Beijing time on December 10, according tomedia reports, after eating a holiday meal, or after drinking a glass of spirits, a few hiccups seem to be a very common thing. Sometimes, we also suddenly hiccupwith without any cause, and we can’t stop. So why do we hiccup?
The exact cause of human hiccups remains a mystery, but scientists have an interesting theory: hiccups may help fetuses in the womb learn to breathe, and later in life, hiccups are the after-effects of this early breathing training. So, according to Dr. Peter Kahrilas, a professor of gastroenterology and liver disease at Northwestern University’s Feinberg School of Medicine, hiccups are largely useless for adults.
Hiccups are reflections similar to those caused by a doctor hitting your knee with a hammer. When the reflection of hiccups is triggered, usually the esophagus or stomach is stimulated, and the brain stem sends signals to the diaphragm and other breathing muscles, causing them to contract involuntarily, causing a person to suddenly inhale air. Then, the anorexia (the back of the tongue is covered with a layer of mucous tissue cartilage) flips over, as it does when swallowed, covering the airways, producing a hiccup-specific sound.
Because hiccups close the airways, there is no breathing function and no other obvious use for adults, Karilas said. Hiccup reflexes do not protect the airways or throat than vomiting reflexes that prevent asphyxiation. “It doesn’t work,” Carreras says. Then this process recurs, and it becomes what we all know about hiccups. “。
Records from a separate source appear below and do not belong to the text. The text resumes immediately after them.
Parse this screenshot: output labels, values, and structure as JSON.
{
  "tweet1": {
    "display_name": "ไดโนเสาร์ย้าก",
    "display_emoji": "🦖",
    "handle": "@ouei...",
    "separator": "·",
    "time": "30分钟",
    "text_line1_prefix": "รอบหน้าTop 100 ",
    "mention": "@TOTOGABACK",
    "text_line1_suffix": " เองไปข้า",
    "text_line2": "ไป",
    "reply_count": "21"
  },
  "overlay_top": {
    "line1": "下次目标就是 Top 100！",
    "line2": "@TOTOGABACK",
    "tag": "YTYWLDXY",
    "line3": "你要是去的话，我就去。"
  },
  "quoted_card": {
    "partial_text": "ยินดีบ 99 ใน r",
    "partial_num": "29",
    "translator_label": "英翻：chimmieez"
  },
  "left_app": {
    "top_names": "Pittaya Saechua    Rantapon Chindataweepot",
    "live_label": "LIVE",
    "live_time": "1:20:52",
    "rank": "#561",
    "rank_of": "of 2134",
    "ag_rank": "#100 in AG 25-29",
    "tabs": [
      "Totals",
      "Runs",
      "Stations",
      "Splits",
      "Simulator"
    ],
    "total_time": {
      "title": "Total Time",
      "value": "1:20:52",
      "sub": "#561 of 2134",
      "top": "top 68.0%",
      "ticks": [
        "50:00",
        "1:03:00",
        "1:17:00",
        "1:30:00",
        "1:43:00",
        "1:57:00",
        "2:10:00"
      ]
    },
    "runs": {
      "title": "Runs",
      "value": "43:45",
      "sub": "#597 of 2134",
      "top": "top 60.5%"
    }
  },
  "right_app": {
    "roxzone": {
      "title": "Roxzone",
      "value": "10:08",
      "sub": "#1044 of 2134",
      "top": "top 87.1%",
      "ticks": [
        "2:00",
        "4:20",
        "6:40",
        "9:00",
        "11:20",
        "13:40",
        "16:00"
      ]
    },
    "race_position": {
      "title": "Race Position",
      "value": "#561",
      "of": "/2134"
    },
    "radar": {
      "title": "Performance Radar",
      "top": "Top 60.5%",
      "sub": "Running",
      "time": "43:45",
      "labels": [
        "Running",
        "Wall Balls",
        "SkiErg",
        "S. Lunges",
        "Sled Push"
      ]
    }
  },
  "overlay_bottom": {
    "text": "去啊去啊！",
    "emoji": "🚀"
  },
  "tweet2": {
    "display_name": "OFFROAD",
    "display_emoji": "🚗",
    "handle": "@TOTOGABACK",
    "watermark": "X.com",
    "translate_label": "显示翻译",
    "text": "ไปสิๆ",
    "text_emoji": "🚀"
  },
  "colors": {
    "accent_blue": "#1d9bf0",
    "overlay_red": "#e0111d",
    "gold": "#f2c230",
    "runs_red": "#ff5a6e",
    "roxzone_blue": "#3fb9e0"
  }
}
However, the situation is different for fetuses in the womb, as well as for newborns. In the womb, the fetus gets oxygen through the placenta, and once born, the newborn’s life depends on whether it can breathe. “You have to have a trained breathing apparatus, ” Carillas explains. He believes that hiccups actually start in the womb and provide the necessary training by constantly contracting the breathing muscles. “It’s almost an equal long exercise (equal long-term contraction muscle movement training) … You try to inhale, but then you close the airways, making it more difficult to inhale. “
Fetuses and newborns often hiccups. In a recent study published in the journal Clinical Neurophysiology, researchers analyzed brain activity associated with hiccups in premature babies. The results showed that the proportion of time it took premature babies to hiccups was estimated at 1% (about 14 minutes per day). Lorenzo Fabrizzi, a senior researcher in the Department of Neuroscience, Physiology and Pharmacology at University College London who led the study, said researchers had recorded fetal hiccups in the womb at nine weeks of pregnancy.
Fabrizio and colleagues monitored 217 premature babies (born before 37 weeks of pregnancy) and full-term babies (born after 39 weeks of pregnancy) hiccups within about an hour, and recorded the baby’s brain activity using an electroencephalogram. During this time, the researchers observed 13 infants hiccups and found that hiccups stimulated the emergence of three different types of brain waves in the cerebral cortex of newborns.
Previous studies of animal models and humans have found that indiscretions in the womb send signals to the cerebral cortex, Fabrizzi said. The researchers suggest that this process allows the brain to understand the location of these parts of the body so that it can be controlled freely in the future. A similar situation may occur in newborn hiccups, According to Fabirich.
“We know that in animal experiments, the contraction of the unwanted muscle can lead the brain to form a ‘body map’. Thus, based on this information, one potential explanation for diaphragm contraction (i.e. hiccup) is that the brain can form a map of the respiratory organs so that it can be controlled later,” Fabrizzi said.
Most of the time, human breathing is involuntary, depending on the signals the brain stem sends to the breathing muscles, but on the other hand, we can choose how to breathe (for example, when the doctor tells us to “take deep breathing”). Fabrizzi says babies may be learning to control their breathing through hiccups. It is not clear whether the area of the cortex stimulated by hiccups is associated with random breathing.
The researchers believe that whatever the initial function of hiccups is, their practical use has disappeared after the neonatal period. Despite this, the neural circuits still exist, buried in the brain stem, and can be activated by accident or accident almost any degree of stimulation, ” Says Karilas. (Any day)